Kerry Walters describes this ideology in his essay Beyond Logicism in Critical Thinking, "A logistic approach to critical thinking conveys the message to students that thinking is legitimate only when it conforms to the procedures of informal (and, to a lesser extent, formal) logic and that the good thinker necessarily aims for styles of examination and appraisal that are analytical, abstract, universal, and objective.
"A logistic approach to critical thinking conveys the message to students that thinking is legitimate only when it conforms to the procedures of informal (and, to a lesser extent, formal) logic and that the good thinker necessarily aims for styles of examination and appraisal that are analytical, abstract, universal, and objective." As the ‘second wave’ took hold, scholars began to take a more inclusive view of what constituted as critical thinking.
Rationality and logic are still widely accepted in many circles as the primary examples of critical thinking. Walters (Re-thinking Reason, 1994) argues that rationality demands more than just logical or traditional methods of problem solving and analysis or what he calls the "calculus of justification" but also considers "cognitive acts such as imagination, conceptual creativity, intuition and insight" (p. These "functions" are focused on discovery, on more abstract processes instead of linear, rules-based approaches to problem-solving.
rationality, rational thinking, reasoning, knowledge, intelligence and also a moral component such as reflective thinking.

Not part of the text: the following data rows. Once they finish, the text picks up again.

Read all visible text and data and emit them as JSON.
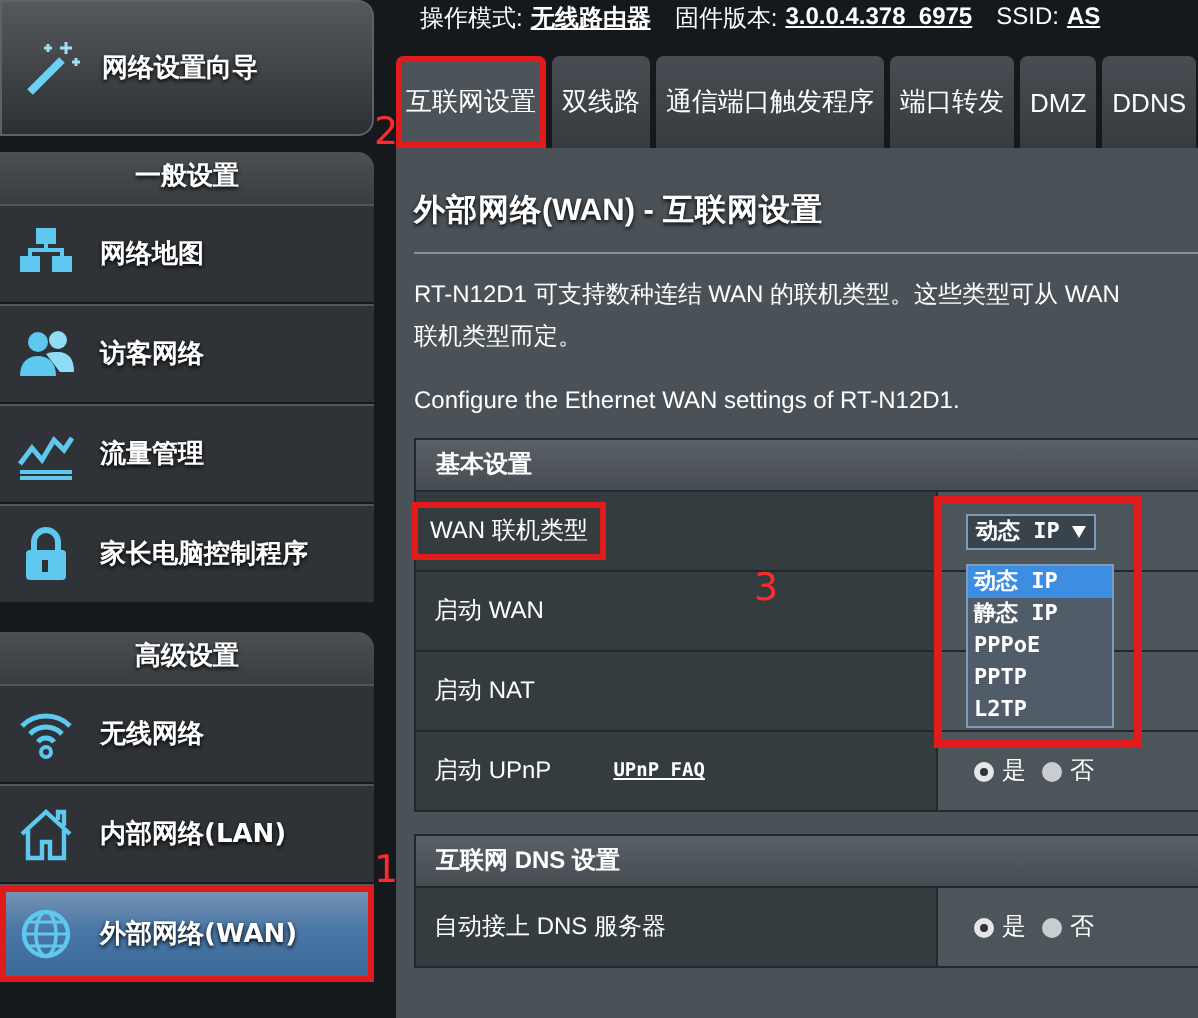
{
  "header": {
    "mode_label": "操作模式:",
    "mode_value": "无线路由器",
    "firmware_label": "固件版本:",
    "firmware_value": "3.0.0.4.378_6975",
    "ssid_label": "SSID:",
    "ssid_value": "AS"
  },
  "sidebar": {
    "wizard": {
      "label": "网络设置向导"
    },
    "sections": [
      {
        "title": "一般设置",
        "items": [
          {
            "label": "网络地图",
            "selected": false,
            "highlighted": false
          },
          {
            "label": "访客网络",
            "selected": false,
            "highlighted": false
          },
          {
            "label": "流量管理",
            "selected": false,
            "highlighted": false
          },
          {
            "label": "家长电脑控制程序",
            "selected": false,
            "highlighted": false
          }
        ]
      },
      {
        "title": "高级设置",
        "items": [
          {
            "label": "无线网络",
            "selected": false,
            "highlighted": false
          },
          {
            "label": "内部网络(LAN)",
            "selected": false,
            "highlighted": false
          },
          {
            "label": "外部网络(WAN)",
            "selected": true,
            "highlighted": true
          }
        ]
      }
    ]
  },
  "tabs": [
    {
      "label": "互联网设置",
      "selected": true,
      "highlighted": true
    },
    {
      "label": "双线路",
      "selected": false,
      "highlighted": false
    },
    {
      "label": "通信端口触发程序",
      "selected": false,
      "highlighted": false
    },
    {
      "label": "端口转发",
      "selected": false,
      "highlighted": false
    },
    {
      "label": "DMZ",
      "selected": false,
      "highlighted": false
    },
    {
      "label": "DDNS",
      "selected": false,
      "highlighted": false
    }
  ],
  "panel": {
    "title": "外部网络(WAN) - 互联网设置",
    "description": [
      "RT-N12D1 可支持数种连结 WAN 的联机类型。这些类型可从 WAN",
      "联机类型而定。"
    ],
    "note": "Configure the Ethernet WAN settings of RT-N12D1.",
    "sections": [
      {
        "title": "基本设置",
        "rows": [
          {
            "kind": "dropdown",
            "label": "WAN 联机类型",
            "label_highlighted": true,
            "value_highlighted": true,
            "value": "动态 IP",
            "open": true,
            "options": [
              {
                "label": "动态 IP",
                "selected": true
              },
              {
                "label": "静态 IP",
                "selected": false
              },
              {
                "label": "PPPoE",
                "selected": false
              },
              {
                "label": "PPTP",
                "selected": false
              },
              {
                "label": "L2TP",
                "selected": false
              }
            ]
          },
          {
            "kind": "plain",
            "label": "启动 WAN",
            "label_highlighted": false
          },
          {
            "kind": "plain",
            "label": "启动 NAT",
            "label_highlighted": false
          },
          {
            "kind": "radio",
            "label": "启动 UPnP",
            "link": "UPnP FAQ",
            "label_highlighted": false,
            "options": [
              {
                "label": "是",
                "selected": true
              },
              {
                "label": "否",
                "selected": false
              }
            ]
          }
        ]
      },
      {
        "title": "互联网 DNS 设置",
        "rows": [
          {
            "kind": "radio",
            "label": "自动接上 DNS 服务器",
            "label_highlighted": false,
            "options": [
              {
                "label": "是",
                "selected": true
              },
              {
                "label": "否",
                "selected": false
              }
            ]
          }
        ]
      }
    ]
  },
  "annotations": [
    {
      "label": "1"
    },
    {
      "label": "2"
    },
    {
      "label": "3"
    }
  ]
}
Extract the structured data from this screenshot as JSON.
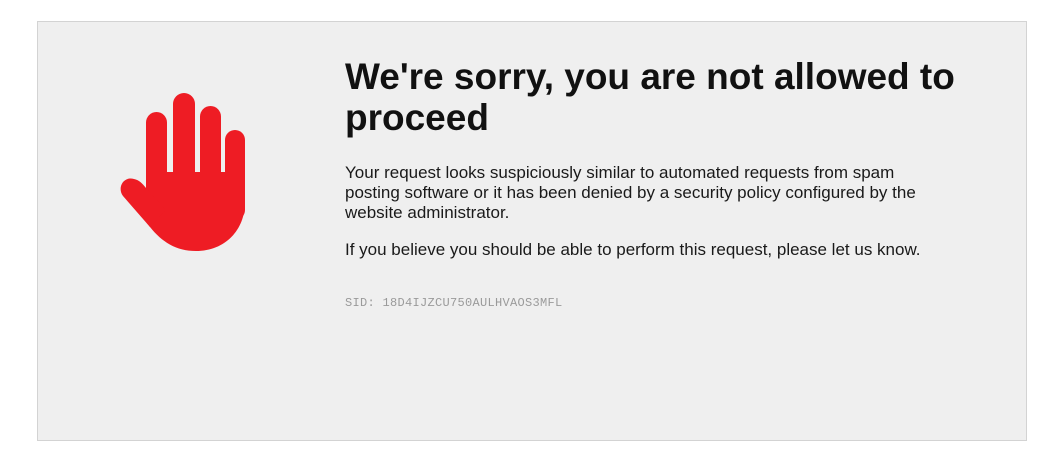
{
  "error_page": {
    "title": "We're sorry, you are not allowed to proceed",
    "message_1": "Your request looks suspiciously similar to automated requests from spam posting software or it has been denied by a security policy configured by the website administrator.",
    "message_2": "If you believe you should be able to perform this request, please let us know.",
    "sid": "SID: 18D4IJZCU750AULHVAOS3MFL",
    "icon": "stop-hand-icon",
    "accent_color": "#ee1c24",
    "background_color": "#efefef"
  }
}
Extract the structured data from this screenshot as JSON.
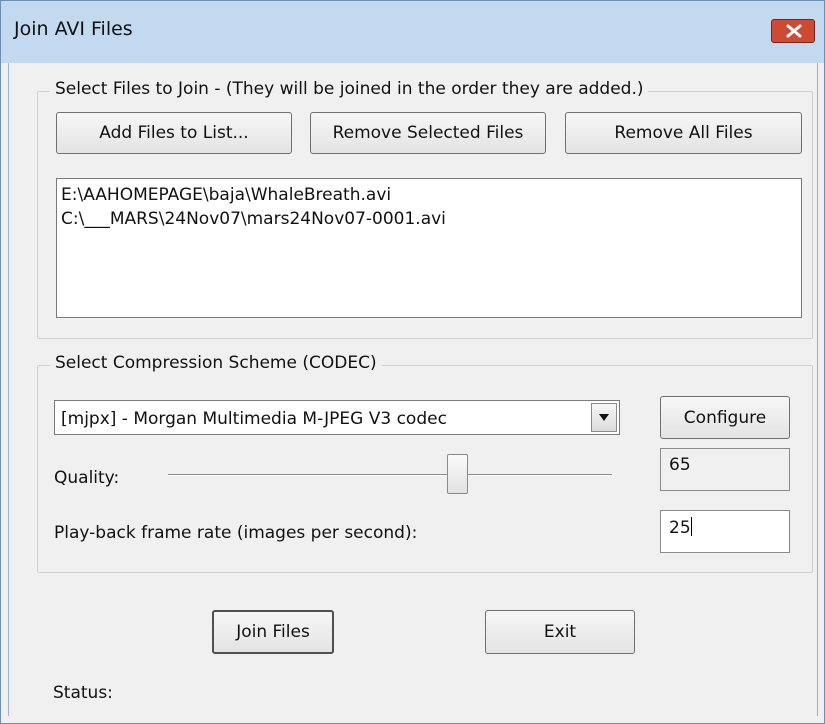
{
  "window": {
    "title": "Join AVI Files"
  },
  "files_group": {
    "legend": "Select Files to Join  -  (They will be joined in the order they are added.)",
    "add_label": "Add Files to List...",
    "remove_selected_label": "Remove Selected Files",
    "remove_all_label": "Remove All Files",
    "files": [
      "E:\\AAHOMEPAGE\\baja\\WhaleBreath.avi",
      "C:\\___MARS\\24Nov07\\mars24Nov07-0001.avi"
    ]
  },
  "codec_group": {
    "legend": "Select Compression Scheme (CODEC)",
    "codec_selected": "[mjpx] - Morgan Multimedia M-JPEG V3 codec",
    "configure_label": "Configure",
    "quality_label": "Quality:",
    "quality_value": "65",
    "quality_fraction": 0.65,
    "framerate_label": "Play-back frame rate (images per second):",
    "framerate_value": "25"
  },
  "actions": {
    "join_label": "Join Files",
    "exit_label": "Exit"
  },
  "status": {
    "label": "Status:",
    "text": ""
  },
  "colors": {
    "titlebar": "#c3d9f0",
    "close": "#cf4a34",
    "face": "#f0f0f0"
  },
  "icons": {
    "close": "close-x-icon",
    "dropdown": "chevron-down-icon"
  }
}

Critical thinkers therefore need to have reached a level of maturity in their development, possess a certain attitude as well as a set of taught skills. Glaser proposed that the ability to think critically involves three elements: Educational programs aimed at developing critical thinking in children and adult learners, individually or in group problem solving and decision making contexts, continue to address these same three central elements.His method of questioning is now known as "Socratic questioning" and is the best known critical thinking teaching strategy.In his mode of questioning, Socrates highlighted the need for thinking for clarity and logical consistency.Traditionally, critical thinking has been variously defined as follows: Contemporary critical thinking scholars have expanded these traditional definitions to include qualities, concepts, and processes such as creativity, imagination, discovery, reflection, empathy, connecting knowing, feminist theory, subjectivity, ambiguity, and inconclusiveness.Some definitions of critical thinking exclude these subjective practices.Socrates established the fact that one cannot depend upon those in "authority" to have sound knowledge and insight.He demonstrated that persons may have power and high position and yet be deeply confused and irrational.Socrates asked people questions to reveal their irrational thinking or lack of reliable knowledge.Socrates demonstrated that having authority does not ensure accurate knowledge.The linear and non-sequential mind must both be engaged in the rational mind.The ability to critically analyze an argument – to dissect structure and components, thesis and reasons – is essential.